By Rumnique Nannar

Posted on March 13, 2024 | Updated March 13, 2024, 9:40am

For this month's "Five Questions With..." feature, we're chatting with Viktor Sokha, Vice-President of Finance + Administration.

Daredevils come in all types and characters, and Viktor Sokha, VP of Finance and Administration, is no different with his penchant for skydiving in open skies. We caught up with Viktor to chat about overcoming fears and the untapped creativity needed in accounting.

What do you like about your role in the ECU community?

I like that I can make a change and see that I can make a difference. Whether I help to achieve something, whether we get new equipment, it elevates the university to a higher level, and that keeps me going and brings me joy.

What’s something you wish people understood about finances that fascinates you?
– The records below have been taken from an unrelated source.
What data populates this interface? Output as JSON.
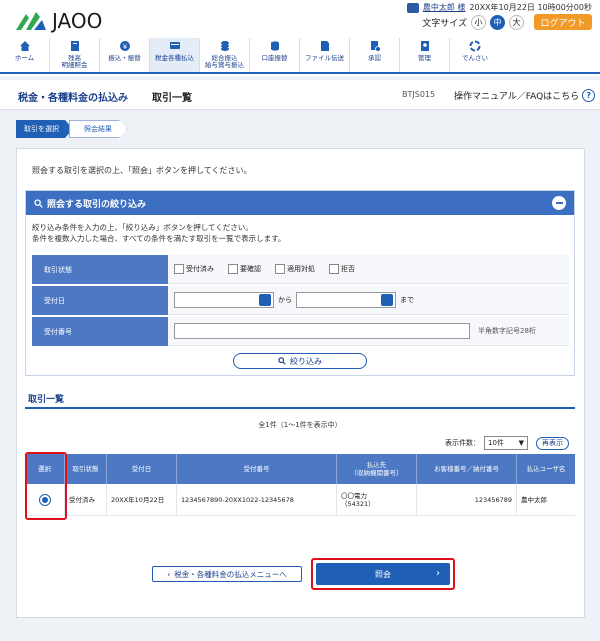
{
  "brand": {
    "name": "JAOO",
    "color": "#1f5fb5"
  },
  "header": {
    "user_name": "農中太郎 様",
    "datetime": "20XX年10月22日 10時00分00秒",
    "font_size_label": "文字サイズ",
    "font_sizes": [
      "小",
      "中",
      "大"
    ],
    "logout_label": "ログアウト"
  },
  "nav": [
    {
      "label": "ホーム",
      "icon": "home-icon"
    },
    {
      "label": "残高\n明細照会",
      "icon": "book-icon"
    },
    {
      "label": "振込・振替",
      "icon": "yen-icon"
    },
    {
      "label": "税金各種払込",
      "icon": "card-icon"
    },
    {
      "label": "総合振込\n給与賞与振込",
      "icon": "stack-icon"
    },
    {
      "label": "口座振替",
      "icon": "coins-icon"
    },
    {
      "label": "ファイル伝送",
      "icon": "file-icon"
    },
    {
      "label": "承認",
      "icon": "approve-icon"
    },
    {
      "label": "管理",
      "icon": "admin-icon"
    },
    {
      "label": "でんさい",
      "icon": "densai-icon"
    }
  ],
  "title": {
    "main": "税金・各種料金の払込み",
    "sub": "取引一覧",
    "code": "BTJS015",
    "help": "操作マニュアル／FAQはこちら"
  },
  "steps": [
    "取引を選択",
    "照会結果"
  ],
  "instruction": "照会する取引を選択の上、「照会」ボタンを押してください。",
  "filter": {
    "title": "照会する取引の絞り込み",
    "desc1": "絞り込み条件を入力の上、「絞り込み」ボタンを押してください。",
    "desc2": "条件を複数入力した場合、すべての条件を満たす取引を一覧で表示します。",
    "status_label": "取引状態",
    "status_options": [
      "受付済み",
      "要確認",
      "適用対処",
      "拒否"
    ],
    "date_label": "受付日",
    "date_from": "から",
    "date_to": "まで",
    "number_label": "受付番号",
    "number_hint": "半角数字記号28桁",
    "search_label": "絞り込み"
  },
  "list": {
    "title": "取引一覧",
    "count": "全1件（1～1件を表示中）",
    "perpage_label": "表示件数：",
    "perpage_value": "10件",
    "redisplay_label": "再表示",
    "columns": [
      "選択",
      "取引状態",
      "受付日",
      "受付番号",
      "払込先\n（収納機関番号）",
      "お客様番号／納付番号",
      "払込ユーザ名"
    ],
    "rows": [
      {
        "status": "受付済み",
        "date": "20XX年10月22日",
        "number": "1234567890-20XX1022-12345678",
        "payee": "〇〇電力\n（54321）",
        "customer_no": "123456789",
        "user": "農中太郎"
      }
    ]
  },
  "buttons": {
    "back_label": "税金・各種料金の払込メニューへ",
    "inquire_label": "照会"
  }
}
I would love it if people understood that accounting and finances can be creative. It’s not just doing $1 plus $1—It can open doors in many ways. Sometimes, when it seems impossible to balance finances, you properly look at your resources, information, and what you have available; you can achieve way more than you initially thought. It’s not the type of creativity that we would think one would see within the walls of Emily Carr, but it’s still creative. Finance people are, in a way, trying to make something that seems to be impossible possible. Of course, we never step over the rules and boundaries of our profession, but still, we have a lot of room to look at how to achieve our goals differently. Accounting and finance can be a reasonably creative job — the reality is that it’s not as dry as it used to seem.
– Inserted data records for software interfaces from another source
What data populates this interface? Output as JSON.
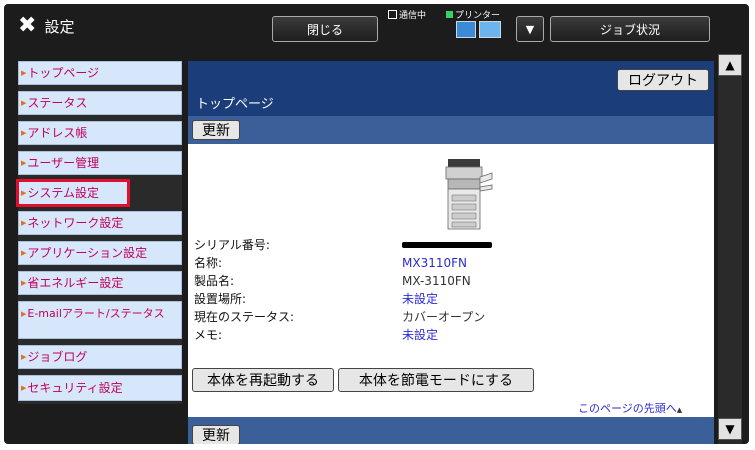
{
  "header": {
    "app_title": "設定",
    "wrench_icon": "wrench-screwdriver-icon",
    "close_label": "閉じる",
    "comm_label": "通信中",
    "printer_label": "プリンター",
    "job_status_label": "ジョブ状況",
    "dropdown_icon": "triangle-down-icon"
  },
  "sidebar": {
    "items": [
      {
        "label": "トップページ"
      },
      {
        "label": "ステータス"
      },
      {
        "label": "アドレス帳"
      },
      {
        "label": "ユーザー管理"
      },
      {
        "label": "システム設定"
      },
      {
        "label": "ネットワーク設定"
      },
      {
        "label": "アプリケーション設定"
      },
      {
        "label": "省エネルギー設定"
      },
      {
        "label": "E-mailアラート/ステータス"
      },
      {
        "label": "ジョブログ"
      },
      {
        "label": "セキュリティ設定"
      }
    ],
    "highlighted": "システム設定"
  },
  "main": {
    "logout_label": "ログアウト",
    "page_title": "トップページ",
    "update_label": "更新",
    "info": [
      {
        "label": "シリアル番号:",
        "value": ""
      },
      {
        "label": "名称:",
        "value": "MX3110FN"
      },
      {
        "label": "製品名:",
        "value": "MX-3110FN"
      },
      {
        "label": "設置場所:",
        "value": "未設定"
      },
      {
        "label": "現在のステータス:",
        "value": "カバーオープン"
      },
      {
        "label": "メモ:",
        "value": "未設定"
      }
    ],
    "reboot_label": "本体を再起動する",
    "power_save_label": "本体を節電モードにする",
    "page_top_label": "このページの先頭へ"
  },
  "colors": {
    "title_bar": "#1b3d79",
    "update_bar": "#3b5f98",
    "nav_bg": "#d7e7fb",
    "nav_text": "#c0005a",
    "link": "#2b2bd6",
    "highlight": "#e0102c"
  }
}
What’s one unexpected thing that people might not know about you?

I’m a skydiver. I got into it fairly recently because I was always deathly afraid of heights and decided, ‘You know what? I need to overcome that fear.’ I did my first tandem jump with an instructor in Arizona and fell backwards into the bushes, which was pretty hard to get out of! (Laughs). I realized it’s not so scary, and it’s fun. Since then, I’ve been jumping slowly in different drop zones. As long as you follow the rules, which in my profession, I do, then it’s a fairly safe thing.

If we set you loose, what would you present a TED Talk on?
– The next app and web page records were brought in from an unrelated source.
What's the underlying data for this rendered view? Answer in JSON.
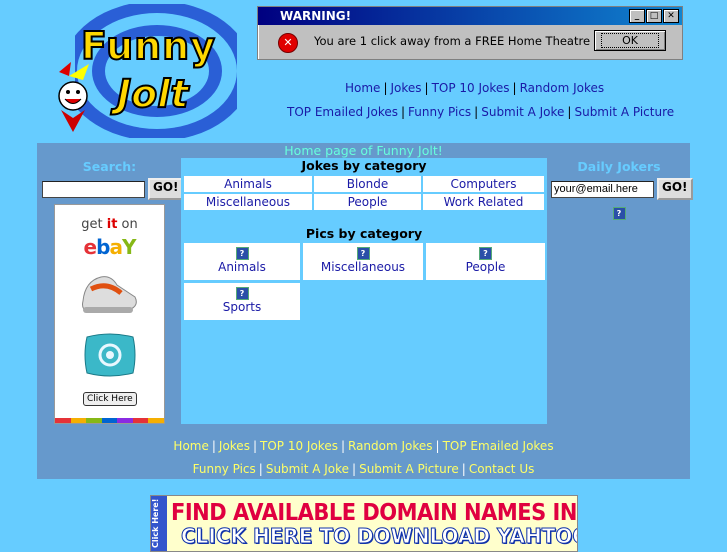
{
  "logo": {
    "line1": "Funny",
    "line2": "Jolt"
  },
  "popup": {
    "title": "WARNING!",
    "message": "You are 1 click away from a FREE Home Theatre",
    "ok_label": "OK",
    "min_glyph": "_",
    "max_glyph": "□",
    "close_glyph": "✕"
  },
  "topnav": {
    "row1": [
      "Home",
      "Jokes",
      "TOP 10 Jokes",
      "Random Jokes"
    ],
    "row2": [
      "TOP Emailed Jokes",
      "Funny Pics",
      "Submit A Joke",
      "Submit A Picture"
    ]
  },
  "main": {
    "title": "Home page of Funny Jolt!",
    "search_title": "Search:",
    "search_value": "",
    "go_label": "GO!",
    "ebay": {
      "get": "get ",
      "it": "it",
      "on": " on",
      "click_label": "Click Here"
    },
    "jokes_title": "Jokes by category",
    "joke_categories": [
      "Animals",
      "Blonde",
      "Computers",
      "Miscellaneous",
      "People",
      "Work Related"
    ],
    "pics_title": "Pics by category",
    "pic_categories": [
      "Animals",
      "Miscellaneous",
      "People",
      "Sports"
    ],
    "daily_title": "Daily Jokers",
    "email_value": "your@email.here",
    "question_glyph": "?"
  },
  "bottomnav": {
    "row1": [
      "Home",
      "Jokes",
      "TOP 10 Jokes",
      "Random Jokes",
      "TOP Emailed Jokes"
    ],
    "row2": [
      "Funny Pics",
      "Submit A Joke",
      "Submit A Picture",
      "Contact Us"
    ]
  },
  "banner": {
    "side": "Click Here!",
    "line1": "FIND AVAILABLE DOMAIN NAMES IN YAHOO!",
    "line2": "CLICK HERE TO DOWNLOAD YAHTOOL FOR FREE!"
  },
  "colors": {
    "background": "#66ccff",
    "panel": "#6699cc",
    "nav_yellow": "#ffff66",
    "link": "#1a1aa6"
  }
}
I could talk about the safety of skydiving and the funny things I’ve seen on jumps. Before I took my final skydiving exam, a person was planning to do a tandem jump with an instructor, and the plane took off, the doors opened, and let’s jump. Then that guy decided, ‘No, I won’t jump,’ and started holding the door! But it was too late, and the instructor pushed him out in a split second. When we watched the video, the guy screamed for five seconds before it turned into a scream of joy! When they got to the ground, he apologized and immediately decided to go up again.

They first taught us, ‘Don’t be smart.’ If you have doubts about how to land or it’s a congested area, turn around and land in the desert. No one is going to judge you. I had to do that twice out of my 30 jumps or so! I just turned and landed in the bushes. I thought my instructor would yell at me, “Why did you do that?” The first thing I heard from them was, ‘Way to go! You did the right thing.

Who is one musician or band (dead or alive) you would love to see live?

It would be Pink Floyd with the original composition, even though they’re long gone. I saw them once in the 90s and travelled to London to see them, which was fun.